== Segment start ==
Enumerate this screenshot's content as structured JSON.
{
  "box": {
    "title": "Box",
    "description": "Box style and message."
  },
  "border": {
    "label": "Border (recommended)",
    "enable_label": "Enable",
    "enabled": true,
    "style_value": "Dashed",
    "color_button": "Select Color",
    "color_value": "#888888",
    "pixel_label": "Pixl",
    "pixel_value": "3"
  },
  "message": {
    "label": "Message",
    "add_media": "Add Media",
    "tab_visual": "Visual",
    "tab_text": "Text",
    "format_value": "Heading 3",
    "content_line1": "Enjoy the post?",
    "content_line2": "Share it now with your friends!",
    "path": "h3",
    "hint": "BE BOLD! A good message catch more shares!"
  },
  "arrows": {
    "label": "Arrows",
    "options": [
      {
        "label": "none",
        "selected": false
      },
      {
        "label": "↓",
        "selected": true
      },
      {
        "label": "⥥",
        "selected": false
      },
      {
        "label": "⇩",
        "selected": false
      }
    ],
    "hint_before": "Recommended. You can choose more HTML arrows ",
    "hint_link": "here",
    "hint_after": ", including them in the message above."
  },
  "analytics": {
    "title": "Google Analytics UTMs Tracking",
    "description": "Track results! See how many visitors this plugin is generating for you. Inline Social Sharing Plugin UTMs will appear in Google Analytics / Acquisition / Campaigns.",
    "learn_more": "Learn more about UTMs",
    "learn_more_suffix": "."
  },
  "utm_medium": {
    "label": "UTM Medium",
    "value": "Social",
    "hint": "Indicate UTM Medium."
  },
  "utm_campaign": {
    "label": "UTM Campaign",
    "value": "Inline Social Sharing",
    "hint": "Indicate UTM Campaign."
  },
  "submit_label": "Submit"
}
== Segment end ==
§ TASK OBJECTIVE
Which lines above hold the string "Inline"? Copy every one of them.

§ OUTPUT FOR THIS EXERCISE
    "description": "Track results! See how many visitors this plugin is generating for you. Inline Social Sharing Plugin UTMs will appear in Google Analytics / Acquisition / Campaigns.",
    "value": "Inline Social Sharing",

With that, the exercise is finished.